Tonga has had a colourful political history. It is the only constitutional monarchy among the Pacific islands and the only Pacific country not to have been colonised by a Western power. The Tupou dynasty has ruled Tonga since 1875, but the roots of this dynasty go back many centuries before.
The current monarch, King Tupou VI, is a former prime minister (from the days of appointed governments) and diplomat. King Tupou VI is regarded as a moderating force in the country and someone who, while clearly wanting to maintain Tongan traditions, has modern views about the role of the monarchy and the future of the country.
Tonga’s single-chamber parliament is made up of 17 people’s representatives and nine noble representatives. The November 2014 election was only the second election where commoners have held a majority of seats in the parliament. This new system was implemented in 2010 as part of a series of democratic reforms. Prior to 2010, the Tongan parliament had an equal number of people’s representatives and noble representatives, each with nine seats.
The new system empowers members of parliament to nominate who the king should appoint as prime minister. After the November 2014 election results were in, the parliament elected Samuela ‘Akilisi Pohiva, a veteran campaigner for democracy, who was officially appointed by King Tupou VI. As one of the people’s representatives, Pohiva is the first democratically elected prime minister in Tonga’s history.

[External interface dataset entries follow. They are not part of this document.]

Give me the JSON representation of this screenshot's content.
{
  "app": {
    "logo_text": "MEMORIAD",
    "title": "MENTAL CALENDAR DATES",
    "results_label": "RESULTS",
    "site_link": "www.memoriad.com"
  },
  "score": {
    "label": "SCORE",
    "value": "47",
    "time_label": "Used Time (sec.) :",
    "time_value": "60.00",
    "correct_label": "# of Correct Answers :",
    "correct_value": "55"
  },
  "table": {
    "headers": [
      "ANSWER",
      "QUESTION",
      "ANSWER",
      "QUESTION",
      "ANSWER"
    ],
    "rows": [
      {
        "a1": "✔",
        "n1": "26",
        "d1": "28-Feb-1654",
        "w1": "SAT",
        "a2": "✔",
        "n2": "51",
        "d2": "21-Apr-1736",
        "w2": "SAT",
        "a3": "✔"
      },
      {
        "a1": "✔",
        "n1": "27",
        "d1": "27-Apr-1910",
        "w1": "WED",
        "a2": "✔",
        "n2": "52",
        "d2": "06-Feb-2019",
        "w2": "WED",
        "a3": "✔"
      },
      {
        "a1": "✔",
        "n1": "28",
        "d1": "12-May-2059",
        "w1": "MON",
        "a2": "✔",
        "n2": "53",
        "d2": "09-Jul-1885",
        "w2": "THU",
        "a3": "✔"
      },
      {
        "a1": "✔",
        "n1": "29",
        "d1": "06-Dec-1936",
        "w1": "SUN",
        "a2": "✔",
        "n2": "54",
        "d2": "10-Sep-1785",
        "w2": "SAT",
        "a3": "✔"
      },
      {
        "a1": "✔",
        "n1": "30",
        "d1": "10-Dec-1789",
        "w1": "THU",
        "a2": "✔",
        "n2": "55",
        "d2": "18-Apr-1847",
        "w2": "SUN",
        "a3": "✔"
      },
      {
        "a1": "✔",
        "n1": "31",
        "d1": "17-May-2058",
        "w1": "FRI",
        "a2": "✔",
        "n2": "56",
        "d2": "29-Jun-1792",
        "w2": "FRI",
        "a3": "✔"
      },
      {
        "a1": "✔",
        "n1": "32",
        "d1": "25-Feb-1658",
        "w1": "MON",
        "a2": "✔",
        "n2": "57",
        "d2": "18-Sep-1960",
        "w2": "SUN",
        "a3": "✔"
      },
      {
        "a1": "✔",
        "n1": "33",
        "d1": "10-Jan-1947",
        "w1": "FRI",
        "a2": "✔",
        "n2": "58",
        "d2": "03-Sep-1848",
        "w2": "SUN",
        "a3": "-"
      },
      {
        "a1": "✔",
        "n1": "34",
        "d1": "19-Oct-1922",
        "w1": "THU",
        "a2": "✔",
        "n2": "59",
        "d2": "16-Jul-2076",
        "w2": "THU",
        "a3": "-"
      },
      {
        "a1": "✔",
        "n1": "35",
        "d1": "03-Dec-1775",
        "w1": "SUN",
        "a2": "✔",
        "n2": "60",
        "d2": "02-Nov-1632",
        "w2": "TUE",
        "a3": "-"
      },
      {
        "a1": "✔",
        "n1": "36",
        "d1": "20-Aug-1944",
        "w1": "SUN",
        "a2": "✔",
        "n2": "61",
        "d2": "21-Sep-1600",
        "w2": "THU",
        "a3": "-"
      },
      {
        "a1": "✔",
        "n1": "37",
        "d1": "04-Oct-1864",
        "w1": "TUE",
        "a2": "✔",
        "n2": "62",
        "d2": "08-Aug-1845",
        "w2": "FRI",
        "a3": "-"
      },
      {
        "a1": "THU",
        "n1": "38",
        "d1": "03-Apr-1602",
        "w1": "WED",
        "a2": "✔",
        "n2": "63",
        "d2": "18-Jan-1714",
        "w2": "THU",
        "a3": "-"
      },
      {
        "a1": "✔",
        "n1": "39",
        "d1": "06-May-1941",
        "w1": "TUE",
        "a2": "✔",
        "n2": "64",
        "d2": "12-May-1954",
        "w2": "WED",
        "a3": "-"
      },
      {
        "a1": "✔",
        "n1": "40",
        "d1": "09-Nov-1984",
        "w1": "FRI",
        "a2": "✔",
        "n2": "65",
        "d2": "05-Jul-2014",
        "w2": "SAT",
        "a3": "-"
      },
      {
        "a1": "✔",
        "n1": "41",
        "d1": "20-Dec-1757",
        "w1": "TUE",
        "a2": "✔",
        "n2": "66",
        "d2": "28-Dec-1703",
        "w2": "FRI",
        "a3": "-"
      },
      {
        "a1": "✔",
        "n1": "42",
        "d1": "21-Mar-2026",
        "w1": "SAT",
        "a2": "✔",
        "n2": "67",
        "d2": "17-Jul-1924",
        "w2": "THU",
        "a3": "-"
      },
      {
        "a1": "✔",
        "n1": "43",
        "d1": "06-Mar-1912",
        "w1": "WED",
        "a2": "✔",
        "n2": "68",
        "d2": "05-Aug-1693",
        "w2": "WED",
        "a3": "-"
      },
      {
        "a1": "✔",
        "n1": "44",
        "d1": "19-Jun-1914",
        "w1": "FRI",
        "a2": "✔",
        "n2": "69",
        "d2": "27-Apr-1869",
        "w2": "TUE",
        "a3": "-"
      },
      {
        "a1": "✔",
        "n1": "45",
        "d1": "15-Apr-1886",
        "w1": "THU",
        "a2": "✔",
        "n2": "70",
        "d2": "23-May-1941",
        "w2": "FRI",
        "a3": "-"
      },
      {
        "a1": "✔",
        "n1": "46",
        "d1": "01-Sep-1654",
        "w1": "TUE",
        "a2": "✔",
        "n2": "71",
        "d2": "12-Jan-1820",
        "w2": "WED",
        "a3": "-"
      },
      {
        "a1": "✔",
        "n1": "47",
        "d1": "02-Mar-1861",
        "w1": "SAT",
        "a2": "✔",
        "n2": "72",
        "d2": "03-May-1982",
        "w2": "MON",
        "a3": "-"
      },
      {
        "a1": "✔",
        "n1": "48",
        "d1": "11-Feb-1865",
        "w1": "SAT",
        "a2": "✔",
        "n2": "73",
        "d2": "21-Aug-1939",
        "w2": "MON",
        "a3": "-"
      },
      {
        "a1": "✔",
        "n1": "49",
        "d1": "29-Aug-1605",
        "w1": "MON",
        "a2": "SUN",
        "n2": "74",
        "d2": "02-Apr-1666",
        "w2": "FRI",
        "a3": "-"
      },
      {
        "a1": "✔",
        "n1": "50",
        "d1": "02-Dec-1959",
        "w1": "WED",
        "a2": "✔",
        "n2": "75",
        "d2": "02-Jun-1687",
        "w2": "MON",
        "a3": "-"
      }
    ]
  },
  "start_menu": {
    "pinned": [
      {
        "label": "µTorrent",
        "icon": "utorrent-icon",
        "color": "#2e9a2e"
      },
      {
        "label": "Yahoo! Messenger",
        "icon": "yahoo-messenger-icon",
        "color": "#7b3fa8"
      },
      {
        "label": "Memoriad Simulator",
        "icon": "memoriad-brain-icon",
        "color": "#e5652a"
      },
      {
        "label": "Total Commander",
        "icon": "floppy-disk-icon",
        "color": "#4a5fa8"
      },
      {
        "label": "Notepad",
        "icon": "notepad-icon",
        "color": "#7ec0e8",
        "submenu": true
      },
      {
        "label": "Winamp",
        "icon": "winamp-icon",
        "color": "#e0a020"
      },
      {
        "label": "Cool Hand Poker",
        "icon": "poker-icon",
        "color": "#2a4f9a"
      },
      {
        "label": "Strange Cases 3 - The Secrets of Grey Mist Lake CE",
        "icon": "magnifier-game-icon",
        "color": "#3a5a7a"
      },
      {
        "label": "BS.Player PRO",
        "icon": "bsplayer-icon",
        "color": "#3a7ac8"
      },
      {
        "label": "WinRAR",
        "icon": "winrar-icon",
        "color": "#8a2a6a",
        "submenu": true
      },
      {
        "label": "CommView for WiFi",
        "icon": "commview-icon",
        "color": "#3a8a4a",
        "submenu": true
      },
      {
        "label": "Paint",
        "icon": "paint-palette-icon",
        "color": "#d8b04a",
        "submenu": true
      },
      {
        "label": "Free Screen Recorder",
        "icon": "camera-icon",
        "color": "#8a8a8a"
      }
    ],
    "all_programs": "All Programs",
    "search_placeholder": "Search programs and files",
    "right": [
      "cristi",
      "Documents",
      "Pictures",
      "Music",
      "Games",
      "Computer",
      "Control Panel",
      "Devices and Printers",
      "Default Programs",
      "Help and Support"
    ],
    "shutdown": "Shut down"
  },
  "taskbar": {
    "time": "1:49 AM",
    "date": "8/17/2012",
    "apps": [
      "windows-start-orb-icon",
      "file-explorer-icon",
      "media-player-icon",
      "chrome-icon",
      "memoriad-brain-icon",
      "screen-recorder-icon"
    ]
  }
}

One of the major concerns about the Tongan election was that even though a record number of women candidates ran for office, none were successfully elected. There is a provision in Tongan law that allows the prime minister to select up to two members of the 12 member Cabinet from outside parliament. This provision could have been used to ensure there was at least one woman in the government. But Pohiva has long opposed the idea that a non-elected person could be given a ministerial post over someone who was elected. It was therefore no surprise that he resisted calls to appoint a woman to the Cabinet in this manner.
The next few months will be a period of steep learning for the new prime minister and his cabinet, most of whom have not held ministerial posts before. Pohiva’s first speech highlighted a desire to start making changes from the inside the government first and then ‘out to the nation’.
Some of the very first decisions Pohiva has made have involved making cuts to what he considers to be the excessive expenditure of ministers and senior government officials. But Pohiva will need to do much more than make token cuts.
Tonga faces a number of significant economic problems such as high youth unemployment, low savings rates, and a heavy reliance on remittances andoverseas aid, which cannot be fixed by token cuts.
One positive for the Pohiva government is that, according to the Asian Development Bank, Tonga’s economy expanded by 1.5 per cent in 2014 and is expected to grow further in 2015. This will help finance much needed programs.
Pohiva has indicated that improving public services, which he described as currently having an ‘appalling’ reputation representing ‘waywardness’, will be a top priority.
The Pohiva government will also need to continue rebuilding much of the infrastructure of the Ha’apai group of islands, which were hit by a major cyclone in early 2014, leaving almost US$50 million in damage and over 2300 people homeless.
The recent Tongan elections mark a landmark step towards democracy for the island nation, but the new government will be tested as it attempts to tackle the nation’s major economic challenges in the coming months.
Source: East Asia Forum